[Data records for software interfaces]
▼

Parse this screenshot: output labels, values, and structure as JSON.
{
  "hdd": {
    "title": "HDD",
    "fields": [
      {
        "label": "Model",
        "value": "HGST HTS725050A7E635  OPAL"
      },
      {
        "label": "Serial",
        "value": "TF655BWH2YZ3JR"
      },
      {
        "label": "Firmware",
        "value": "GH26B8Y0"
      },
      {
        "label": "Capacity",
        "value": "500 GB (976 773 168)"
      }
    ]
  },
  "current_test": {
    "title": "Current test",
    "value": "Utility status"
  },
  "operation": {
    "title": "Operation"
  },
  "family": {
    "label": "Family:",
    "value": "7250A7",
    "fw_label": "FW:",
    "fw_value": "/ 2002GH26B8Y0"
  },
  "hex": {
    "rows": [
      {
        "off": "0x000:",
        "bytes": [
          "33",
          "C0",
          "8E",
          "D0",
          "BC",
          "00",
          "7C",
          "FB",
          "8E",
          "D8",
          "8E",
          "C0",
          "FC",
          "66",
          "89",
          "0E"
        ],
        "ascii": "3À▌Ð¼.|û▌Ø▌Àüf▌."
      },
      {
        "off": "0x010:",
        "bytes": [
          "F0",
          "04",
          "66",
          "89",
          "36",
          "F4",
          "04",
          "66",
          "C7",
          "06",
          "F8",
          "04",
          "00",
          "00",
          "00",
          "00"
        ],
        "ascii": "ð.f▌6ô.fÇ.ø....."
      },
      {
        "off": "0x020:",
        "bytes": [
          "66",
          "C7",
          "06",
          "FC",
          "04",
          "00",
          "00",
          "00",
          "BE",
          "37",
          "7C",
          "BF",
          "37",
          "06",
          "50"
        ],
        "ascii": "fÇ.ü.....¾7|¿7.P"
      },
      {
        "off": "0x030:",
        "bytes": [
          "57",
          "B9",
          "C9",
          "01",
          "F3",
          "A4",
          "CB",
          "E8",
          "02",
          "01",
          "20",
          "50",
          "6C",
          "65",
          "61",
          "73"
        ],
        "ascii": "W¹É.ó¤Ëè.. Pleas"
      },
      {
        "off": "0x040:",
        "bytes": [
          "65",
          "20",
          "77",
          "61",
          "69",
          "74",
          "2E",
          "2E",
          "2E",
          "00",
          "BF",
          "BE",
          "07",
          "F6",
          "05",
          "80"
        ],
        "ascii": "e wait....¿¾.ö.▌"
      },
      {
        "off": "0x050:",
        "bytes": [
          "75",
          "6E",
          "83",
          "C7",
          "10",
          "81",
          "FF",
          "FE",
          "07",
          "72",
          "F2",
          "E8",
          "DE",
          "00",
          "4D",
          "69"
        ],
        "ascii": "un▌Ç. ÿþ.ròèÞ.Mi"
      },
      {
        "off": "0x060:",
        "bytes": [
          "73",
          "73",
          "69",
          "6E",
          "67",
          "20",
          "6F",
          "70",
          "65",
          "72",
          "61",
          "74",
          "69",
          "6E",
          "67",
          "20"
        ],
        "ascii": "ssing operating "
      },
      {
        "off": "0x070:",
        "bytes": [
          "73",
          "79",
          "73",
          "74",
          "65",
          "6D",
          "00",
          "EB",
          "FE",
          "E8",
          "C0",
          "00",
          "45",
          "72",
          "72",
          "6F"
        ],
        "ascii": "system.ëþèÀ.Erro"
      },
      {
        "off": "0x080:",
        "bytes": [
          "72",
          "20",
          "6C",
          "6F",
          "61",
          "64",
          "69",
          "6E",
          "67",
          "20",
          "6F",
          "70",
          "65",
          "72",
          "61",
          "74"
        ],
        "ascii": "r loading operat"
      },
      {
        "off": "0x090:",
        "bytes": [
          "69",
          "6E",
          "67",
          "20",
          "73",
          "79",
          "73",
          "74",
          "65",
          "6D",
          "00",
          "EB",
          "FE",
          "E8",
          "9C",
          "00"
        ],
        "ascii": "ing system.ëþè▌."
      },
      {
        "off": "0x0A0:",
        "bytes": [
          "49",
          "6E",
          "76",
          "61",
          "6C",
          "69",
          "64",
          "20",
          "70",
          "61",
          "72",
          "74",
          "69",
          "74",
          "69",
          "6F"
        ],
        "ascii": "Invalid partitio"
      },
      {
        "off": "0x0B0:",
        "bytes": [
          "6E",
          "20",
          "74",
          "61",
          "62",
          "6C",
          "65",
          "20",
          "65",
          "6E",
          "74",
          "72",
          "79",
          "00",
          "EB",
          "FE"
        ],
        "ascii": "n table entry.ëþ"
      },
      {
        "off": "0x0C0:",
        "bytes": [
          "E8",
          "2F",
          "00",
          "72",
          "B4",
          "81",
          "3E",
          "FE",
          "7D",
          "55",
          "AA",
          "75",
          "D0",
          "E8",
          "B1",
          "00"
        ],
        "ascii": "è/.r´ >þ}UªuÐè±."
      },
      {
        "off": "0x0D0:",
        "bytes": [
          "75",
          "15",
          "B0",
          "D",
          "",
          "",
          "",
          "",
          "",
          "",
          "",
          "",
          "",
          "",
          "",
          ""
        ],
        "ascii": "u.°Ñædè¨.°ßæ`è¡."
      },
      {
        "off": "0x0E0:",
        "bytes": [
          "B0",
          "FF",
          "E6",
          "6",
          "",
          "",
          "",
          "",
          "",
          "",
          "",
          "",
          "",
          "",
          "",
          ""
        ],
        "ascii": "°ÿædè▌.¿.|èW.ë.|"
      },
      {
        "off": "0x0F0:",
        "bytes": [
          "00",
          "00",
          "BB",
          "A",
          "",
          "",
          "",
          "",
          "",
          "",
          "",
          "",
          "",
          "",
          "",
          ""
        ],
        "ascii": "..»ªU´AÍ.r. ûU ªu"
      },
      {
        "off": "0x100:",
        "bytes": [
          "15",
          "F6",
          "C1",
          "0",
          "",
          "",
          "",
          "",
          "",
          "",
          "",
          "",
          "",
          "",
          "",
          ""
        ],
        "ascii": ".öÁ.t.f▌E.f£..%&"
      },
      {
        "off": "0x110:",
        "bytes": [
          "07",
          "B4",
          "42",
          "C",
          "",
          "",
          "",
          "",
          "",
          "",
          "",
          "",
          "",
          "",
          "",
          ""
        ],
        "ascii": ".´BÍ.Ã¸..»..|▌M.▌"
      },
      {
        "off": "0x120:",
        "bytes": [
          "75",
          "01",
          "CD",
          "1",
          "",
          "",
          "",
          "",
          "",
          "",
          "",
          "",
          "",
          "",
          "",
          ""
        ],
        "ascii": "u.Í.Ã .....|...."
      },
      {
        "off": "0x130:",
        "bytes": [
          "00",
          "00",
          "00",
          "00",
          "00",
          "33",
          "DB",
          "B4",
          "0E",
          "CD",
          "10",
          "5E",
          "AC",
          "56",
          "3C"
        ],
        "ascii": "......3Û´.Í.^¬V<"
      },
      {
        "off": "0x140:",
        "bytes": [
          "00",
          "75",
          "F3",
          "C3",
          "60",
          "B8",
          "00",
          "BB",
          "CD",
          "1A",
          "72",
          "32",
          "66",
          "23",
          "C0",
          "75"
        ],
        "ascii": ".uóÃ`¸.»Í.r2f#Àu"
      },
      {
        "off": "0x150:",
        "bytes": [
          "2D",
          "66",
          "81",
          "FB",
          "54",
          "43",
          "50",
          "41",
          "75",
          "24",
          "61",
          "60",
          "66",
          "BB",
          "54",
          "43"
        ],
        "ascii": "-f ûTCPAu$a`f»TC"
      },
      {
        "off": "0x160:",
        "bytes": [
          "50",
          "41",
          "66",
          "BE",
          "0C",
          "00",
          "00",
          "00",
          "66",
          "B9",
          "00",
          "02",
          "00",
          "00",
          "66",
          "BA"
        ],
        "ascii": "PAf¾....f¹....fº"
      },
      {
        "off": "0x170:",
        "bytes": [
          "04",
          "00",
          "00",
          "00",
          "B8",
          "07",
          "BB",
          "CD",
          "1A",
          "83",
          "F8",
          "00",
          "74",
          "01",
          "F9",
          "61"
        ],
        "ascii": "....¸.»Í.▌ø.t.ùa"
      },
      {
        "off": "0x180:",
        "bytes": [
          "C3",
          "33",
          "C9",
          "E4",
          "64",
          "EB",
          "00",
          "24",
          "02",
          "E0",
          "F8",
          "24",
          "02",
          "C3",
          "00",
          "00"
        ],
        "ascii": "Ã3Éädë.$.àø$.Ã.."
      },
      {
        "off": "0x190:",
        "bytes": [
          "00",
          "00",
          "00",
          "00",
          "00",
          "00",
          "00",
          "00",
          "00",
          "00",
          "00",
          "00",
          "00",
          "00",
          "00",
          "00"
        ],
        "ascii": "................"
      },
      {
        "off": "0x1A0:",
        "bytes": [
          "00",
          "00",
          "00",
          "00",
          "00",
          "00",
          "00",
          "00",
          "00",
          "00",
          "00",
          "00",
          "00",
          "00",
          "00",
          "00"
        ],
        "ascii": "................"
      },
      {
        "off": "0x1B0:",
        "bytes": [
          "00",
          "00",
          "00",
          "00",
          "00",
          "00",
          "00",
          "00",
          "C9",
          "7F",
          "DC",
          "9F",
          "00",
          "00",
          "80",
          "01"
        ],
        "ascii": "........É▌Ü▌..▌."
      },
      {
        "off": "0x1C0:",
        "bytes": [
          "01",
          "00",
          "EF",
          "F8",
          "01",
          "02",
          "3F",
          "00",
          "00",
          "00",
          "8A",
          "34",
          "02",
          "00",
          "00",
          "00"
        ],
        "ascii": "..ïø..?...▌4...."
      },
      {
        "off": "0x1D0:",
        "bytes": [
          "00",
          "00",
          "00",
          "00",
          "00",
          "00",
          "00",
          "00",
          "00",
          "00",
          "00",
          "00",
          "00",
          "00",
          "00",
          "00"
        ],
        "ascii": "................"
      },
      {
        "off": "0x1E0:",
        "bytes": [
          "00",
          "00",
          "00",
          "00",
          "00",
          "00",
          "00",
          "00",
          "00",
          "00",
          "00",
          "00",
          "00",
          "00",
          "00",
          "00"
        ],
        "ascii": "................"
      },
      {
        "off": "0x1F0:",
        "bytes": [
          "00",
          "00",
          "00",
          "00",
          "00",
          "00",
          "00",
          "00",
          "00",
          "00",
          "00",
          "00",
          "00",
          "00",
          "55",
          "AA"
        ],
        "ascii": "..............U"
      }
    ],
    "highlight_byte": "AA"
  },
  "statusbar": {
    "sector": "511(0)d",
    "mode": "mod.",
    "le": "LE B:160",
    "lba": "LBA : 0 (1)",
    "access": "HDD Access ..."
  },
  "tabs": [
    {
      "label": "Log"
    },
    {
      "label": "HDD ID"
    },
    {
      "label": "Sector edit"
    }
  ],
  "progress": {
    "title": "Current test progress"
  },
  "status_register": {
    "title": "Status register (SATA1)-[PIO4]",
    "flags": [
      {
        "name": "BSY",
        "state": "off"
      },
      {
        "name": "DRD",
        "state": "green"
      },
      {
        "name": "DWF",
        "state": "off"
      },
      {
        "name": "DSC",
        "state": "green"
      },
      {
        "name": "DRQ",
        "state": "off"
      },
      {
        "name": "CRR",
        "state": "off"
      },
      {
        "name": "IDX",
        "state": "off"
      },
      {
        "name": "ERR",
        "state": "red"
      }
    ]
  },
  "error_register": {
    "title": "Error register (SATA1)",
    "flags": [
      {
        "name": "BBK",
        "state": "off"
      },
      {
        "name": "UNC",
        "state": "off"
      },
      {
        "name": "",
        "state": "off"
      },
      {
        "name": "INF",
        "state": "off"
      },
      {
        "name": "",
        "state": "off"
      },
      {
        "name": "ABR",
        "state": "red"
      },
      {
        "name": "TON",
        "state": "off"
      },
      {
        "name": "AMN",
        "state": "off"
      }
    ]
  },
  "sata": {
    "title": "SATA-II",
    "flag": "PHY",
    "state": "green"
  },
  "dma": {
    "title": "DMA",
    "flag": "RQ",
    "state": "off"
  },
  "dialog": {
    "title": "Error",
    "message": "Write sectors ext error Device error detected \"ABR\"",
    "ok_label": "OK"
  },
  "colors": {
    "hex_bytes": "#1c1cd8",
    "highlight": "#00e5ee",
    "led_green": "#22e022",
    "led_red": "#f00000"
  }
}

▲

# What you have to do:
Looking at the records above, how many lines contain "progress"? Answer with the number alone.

# Response box:
2